Excerpts from an interface dataset:
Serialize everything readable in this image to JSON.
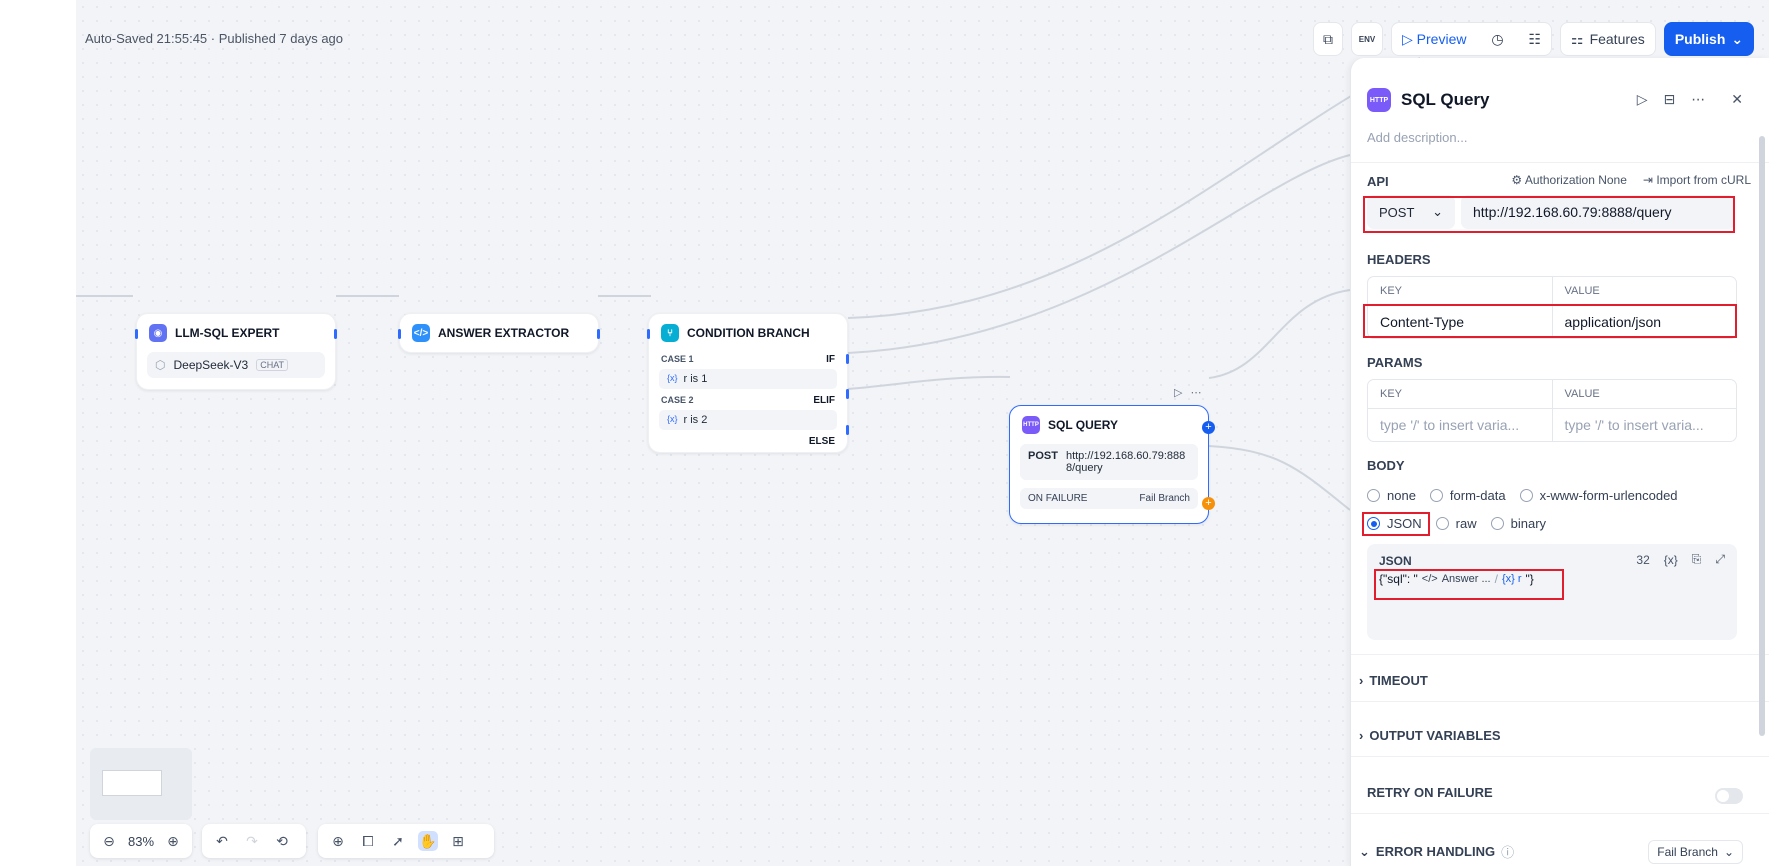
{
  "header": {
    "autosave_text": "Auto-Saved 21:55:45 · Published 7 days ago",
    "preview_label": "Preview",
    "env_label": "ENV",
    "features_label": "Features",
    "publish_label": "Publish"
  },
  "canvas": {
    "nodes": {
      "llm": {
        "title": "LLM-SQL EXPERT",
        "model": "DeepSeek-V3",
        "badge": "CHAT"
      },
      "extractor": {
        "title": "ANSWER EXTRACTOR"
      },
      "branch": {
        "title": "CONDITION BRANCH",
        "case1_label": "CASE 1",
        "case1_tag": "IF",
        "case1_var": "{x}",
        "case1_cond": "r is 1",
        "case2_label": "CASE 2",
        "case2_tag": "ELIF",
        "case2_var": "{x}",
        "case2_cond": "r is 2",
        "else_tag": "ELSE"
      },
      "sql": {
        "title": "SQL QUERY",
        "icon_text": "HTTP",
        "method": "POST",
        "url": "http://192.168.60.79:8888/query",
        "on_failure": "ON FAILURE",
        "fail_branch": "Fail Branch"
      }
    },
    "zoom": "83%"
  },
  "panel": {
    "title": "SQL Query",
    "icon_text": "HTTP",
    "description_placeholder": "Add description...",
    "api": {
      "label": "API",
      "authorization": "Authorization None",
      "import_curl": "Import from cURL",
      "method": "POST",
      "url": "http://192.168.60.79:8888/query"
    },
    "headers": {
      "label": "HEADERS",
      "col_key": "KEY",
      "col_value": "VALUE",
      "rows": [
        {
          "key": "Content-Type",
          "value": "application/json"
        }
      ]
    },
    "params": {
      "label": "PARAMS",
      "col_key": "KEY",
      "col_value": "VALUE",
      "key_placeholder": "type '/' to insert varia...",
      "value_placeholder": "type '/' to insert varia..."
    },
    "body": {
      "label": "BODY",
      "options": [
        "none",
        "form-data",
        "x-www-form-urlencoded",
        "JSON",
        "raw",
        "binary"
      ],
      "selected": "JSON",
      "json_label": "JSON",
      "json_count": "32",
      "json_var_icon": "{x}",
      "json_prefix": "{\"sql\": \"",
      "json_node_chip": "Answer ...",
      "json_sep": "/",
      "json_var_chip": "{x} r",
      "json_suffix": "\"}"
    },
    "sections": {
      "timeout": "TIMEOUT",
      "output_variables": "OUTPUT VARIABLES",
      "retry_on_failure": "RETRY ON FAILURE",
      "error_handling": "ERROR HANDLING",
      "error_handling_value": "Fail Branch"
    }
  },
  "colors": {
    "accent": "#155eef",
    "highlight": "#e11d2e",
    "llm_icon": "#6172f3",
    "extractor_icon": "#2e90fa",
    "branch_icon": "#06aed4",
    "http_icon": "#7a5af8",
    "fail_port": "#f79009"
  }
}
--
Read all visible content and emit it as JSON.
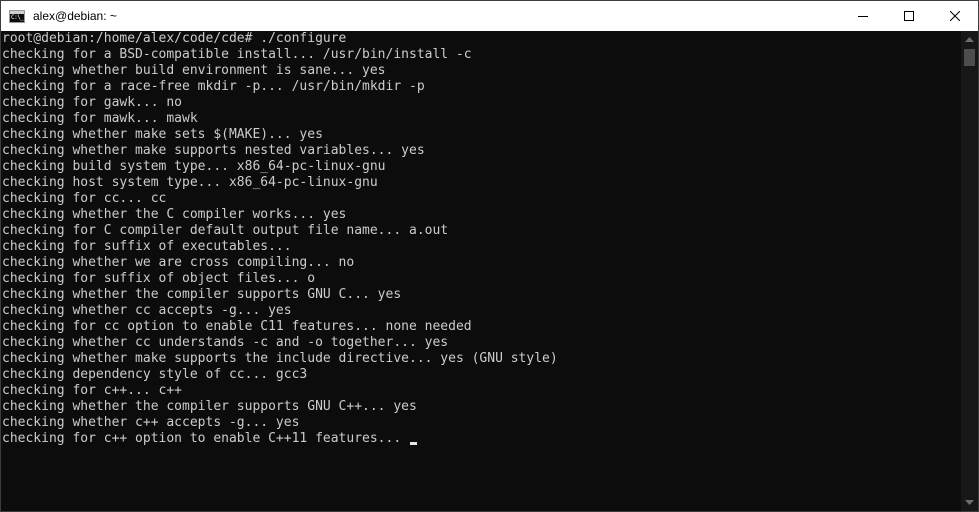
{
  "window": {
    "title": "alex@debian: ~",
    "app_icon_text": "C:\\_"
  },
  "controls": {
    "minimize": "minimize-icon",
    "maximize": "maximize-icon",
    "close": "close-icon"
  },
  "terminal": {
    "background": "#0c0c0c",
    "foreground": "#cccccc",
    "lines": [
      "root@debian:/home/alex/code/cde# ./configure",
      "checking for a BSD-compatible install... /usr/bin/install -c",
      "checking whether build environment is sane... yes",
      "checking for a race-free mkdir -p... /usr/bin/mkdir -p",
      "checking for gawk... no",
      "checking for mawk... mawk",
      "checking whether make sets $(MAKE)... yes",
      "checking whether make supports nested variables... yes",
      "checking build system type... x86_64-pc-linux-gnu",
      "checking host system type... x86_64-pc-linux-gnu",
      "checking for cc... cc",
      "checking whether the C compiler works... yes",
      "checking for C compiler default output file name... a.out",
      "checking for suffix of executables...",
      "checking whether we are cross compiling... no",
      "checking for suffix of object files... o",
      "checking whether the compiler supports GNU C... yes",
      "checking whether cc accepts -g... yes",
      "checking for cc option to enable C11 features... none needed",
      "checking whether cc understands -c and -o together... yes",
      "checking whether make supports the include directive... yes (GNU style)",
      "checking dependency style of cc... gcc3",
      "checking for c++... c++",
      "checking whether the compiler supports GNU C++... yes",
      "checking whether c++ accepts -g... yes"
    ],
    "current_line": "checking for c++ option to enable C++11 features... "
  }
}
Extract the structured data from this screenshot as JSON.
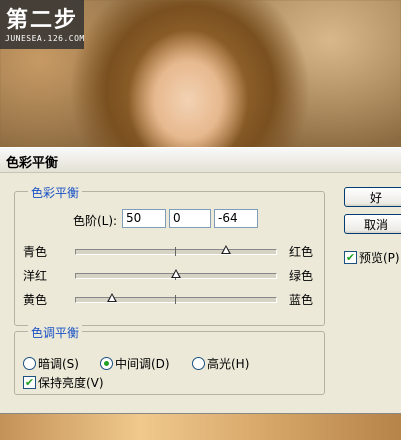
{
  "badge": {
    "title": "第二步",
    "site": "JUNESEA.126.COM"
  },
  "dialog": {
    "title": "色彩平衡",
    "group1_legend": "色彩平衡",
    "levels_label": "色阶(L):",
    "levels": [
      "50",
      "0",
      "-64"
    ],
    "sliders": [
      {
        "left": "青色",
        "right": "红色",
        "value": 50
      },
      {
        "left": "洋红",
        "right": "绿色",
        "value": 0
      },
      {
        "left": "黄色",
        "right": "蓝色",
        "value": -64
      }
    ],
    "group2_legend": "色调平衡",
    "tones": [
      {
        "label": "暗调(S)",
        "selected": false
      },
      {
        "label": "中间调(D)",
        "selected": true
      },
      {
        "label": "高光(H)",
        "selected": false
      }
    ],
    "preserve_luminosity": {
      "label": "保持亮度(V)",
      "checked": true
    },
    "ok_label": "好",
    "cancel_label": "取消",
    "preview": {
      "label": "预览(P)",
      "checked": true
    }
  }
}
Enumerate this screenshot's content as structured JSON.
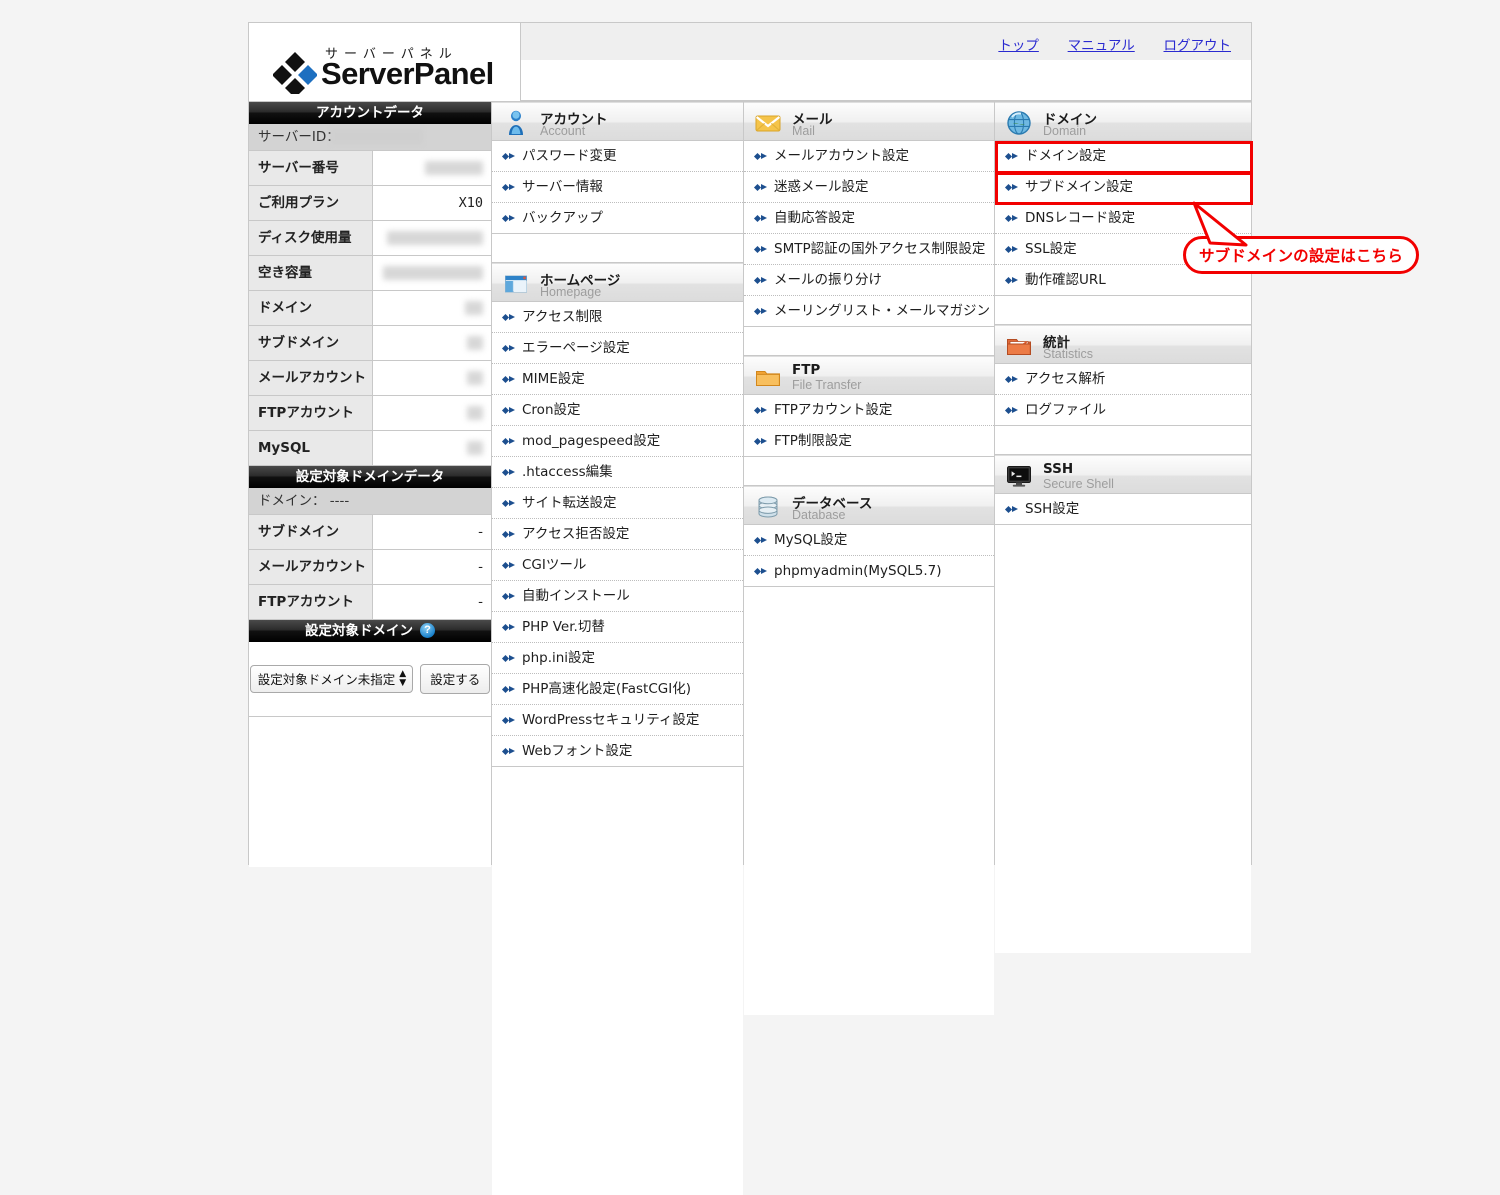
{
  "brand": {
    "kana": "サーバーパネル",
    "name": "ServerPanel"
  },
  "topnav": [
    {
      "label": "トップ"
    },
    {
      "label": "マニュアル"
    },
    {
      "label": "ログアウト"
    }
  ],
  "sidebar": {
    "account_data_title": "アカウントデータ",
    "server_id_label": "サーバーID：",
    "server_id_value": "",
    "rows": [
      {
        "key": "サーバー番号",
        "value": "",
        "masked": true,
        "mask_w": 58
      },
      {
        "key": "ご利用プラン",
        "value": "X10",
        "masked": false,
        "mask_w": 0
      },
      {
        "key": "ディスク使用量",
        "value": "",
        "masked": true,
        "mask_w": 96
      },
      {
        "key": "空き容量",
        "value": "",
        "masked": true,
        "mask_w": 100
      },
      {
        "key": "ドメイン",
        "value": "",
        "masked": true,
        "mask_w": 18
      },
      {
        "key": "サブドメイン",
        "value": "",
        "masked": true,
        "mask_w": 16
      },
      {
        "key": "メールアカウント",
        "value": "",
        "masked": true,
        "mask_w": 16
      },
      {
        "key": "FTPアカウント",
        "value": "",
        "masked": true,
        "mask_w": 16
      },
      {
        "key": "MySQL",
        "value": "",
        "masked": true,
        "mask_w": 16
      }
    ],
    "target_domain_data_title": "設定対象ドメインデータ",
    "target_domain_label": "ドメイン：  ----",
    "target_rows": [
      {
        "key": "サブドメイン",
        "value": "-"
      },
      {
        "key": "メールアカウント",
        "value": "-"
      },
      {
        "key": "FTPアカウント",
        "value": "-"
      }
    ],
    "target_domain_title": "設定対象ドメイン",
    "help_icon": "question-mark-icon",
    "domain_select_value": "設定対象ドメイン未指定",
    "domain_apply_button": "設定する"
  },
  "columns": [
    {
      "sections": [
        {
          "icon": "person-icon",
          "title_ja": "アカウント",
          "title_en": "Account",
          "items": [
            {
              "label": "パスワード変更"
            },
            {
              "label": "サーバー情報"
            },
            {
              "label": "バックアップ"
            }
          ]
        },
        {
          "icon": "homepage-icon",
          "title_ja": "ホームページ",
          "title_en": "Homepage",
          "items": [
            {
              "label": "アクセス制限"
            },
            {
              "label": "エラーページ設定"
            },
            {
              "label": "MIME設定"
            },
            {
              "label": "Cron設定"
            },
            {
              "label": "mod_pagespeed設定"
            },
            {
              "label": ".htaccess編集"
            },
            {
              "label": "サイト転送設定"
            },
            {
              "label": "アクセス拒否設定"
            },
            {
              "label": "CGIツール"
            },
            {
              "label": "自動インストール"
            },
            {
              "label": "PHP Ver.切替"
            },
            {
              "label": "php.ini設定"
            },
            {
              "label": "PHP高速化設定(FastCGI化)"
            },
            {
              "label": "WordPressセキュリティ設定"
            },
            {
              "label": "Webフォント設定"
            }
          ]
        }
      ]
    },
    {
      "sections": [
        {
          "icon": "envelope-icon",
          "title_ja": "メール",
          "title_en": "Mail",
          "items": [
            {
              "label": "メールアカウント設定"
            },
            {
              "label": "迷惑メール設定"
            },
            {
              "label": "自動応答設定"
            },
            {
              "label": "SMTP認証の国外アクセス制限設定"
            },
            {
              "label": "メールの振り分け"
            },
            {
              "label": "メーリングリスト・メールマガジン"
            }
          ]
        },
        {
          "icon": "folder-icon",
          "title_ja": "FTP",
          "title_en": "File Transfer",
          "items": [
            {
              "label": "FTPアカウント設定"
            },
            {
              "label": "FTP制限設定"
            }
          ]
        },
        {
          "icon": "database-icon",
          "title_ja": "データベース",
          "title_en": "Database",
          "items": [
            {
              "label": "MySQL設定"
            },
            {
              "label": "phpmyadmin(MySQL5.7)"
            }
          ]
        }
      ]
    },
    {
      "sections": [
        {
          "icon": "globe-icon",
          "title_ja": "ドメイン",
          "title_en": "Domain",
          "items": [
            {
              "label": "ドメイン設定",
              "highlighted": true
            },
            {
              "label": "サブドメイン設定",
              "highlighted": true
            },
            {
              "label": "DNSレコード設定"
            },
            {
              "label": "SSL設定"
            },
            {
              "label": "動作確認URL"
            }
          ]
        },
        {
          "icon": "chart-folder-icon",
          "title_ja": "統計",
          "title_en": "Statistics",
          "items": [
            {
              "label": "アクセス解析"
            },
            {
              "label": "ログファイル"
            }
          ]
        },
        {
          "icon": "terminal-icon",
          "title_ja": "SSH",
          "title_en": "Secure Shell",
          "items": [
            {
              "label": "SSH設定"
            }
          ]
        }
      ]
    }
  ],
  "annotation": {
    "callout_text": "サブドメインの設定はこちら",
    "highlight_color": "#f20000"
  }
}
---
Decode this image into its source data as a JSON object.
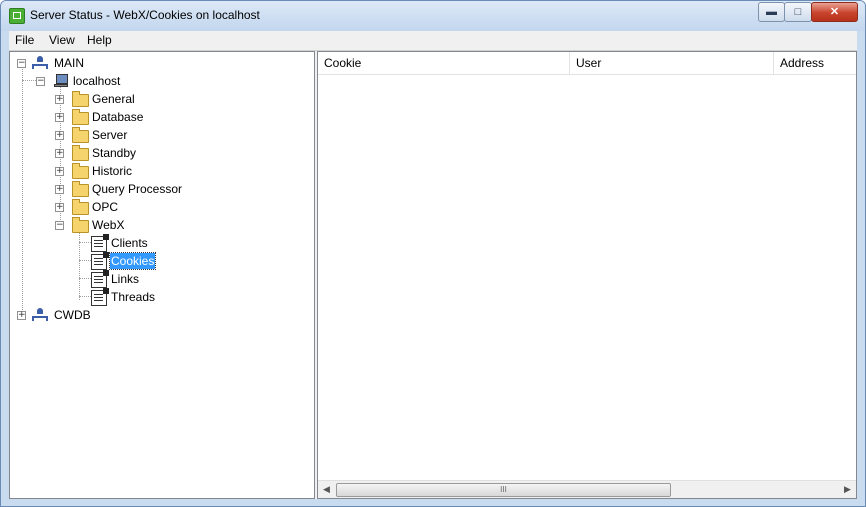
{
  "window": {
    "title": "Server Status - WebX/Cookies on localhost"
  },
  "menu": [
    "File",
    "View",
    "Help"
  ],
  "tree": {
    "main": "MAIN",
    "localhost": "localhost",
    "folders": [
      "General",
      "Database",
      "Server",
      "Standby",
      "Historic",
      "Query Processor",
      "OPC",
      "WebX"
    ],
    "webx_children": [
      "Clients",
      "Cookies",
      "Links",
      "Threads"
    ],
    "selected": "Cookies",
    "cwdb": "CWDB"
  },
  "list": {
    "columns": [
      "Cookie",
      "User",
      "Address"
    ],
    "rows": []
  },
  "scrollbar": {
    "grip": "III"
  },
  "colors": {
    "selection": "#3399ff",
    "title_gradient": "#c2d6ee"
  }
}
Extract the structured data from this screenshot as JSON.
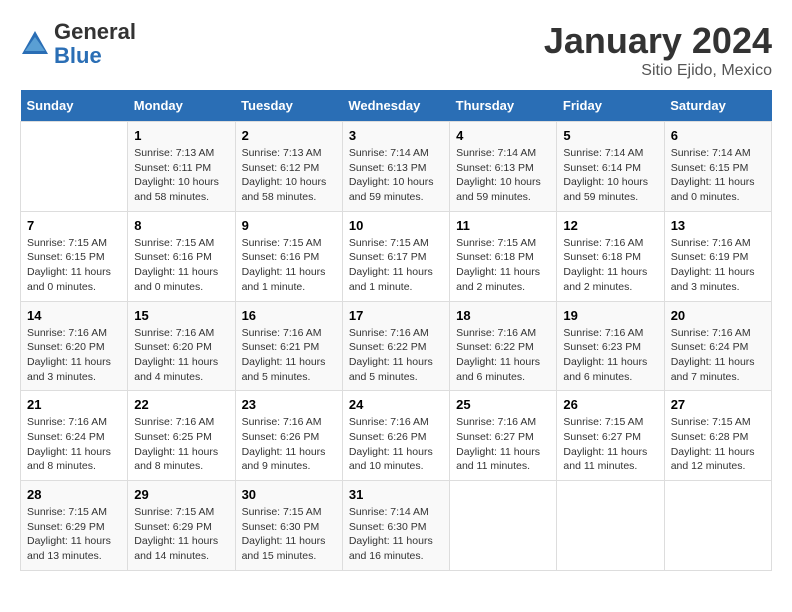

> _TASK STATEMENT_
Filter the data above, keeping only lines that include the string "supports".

> _OUTPUT_
      "checking whether make supports nested variables... yes",
      "checking whether the compiler supports GNU C... yes",
      "checking whether make supports the include directive... yes (GNU style)",
      "checking whether the compiler supports GNU C++... yes",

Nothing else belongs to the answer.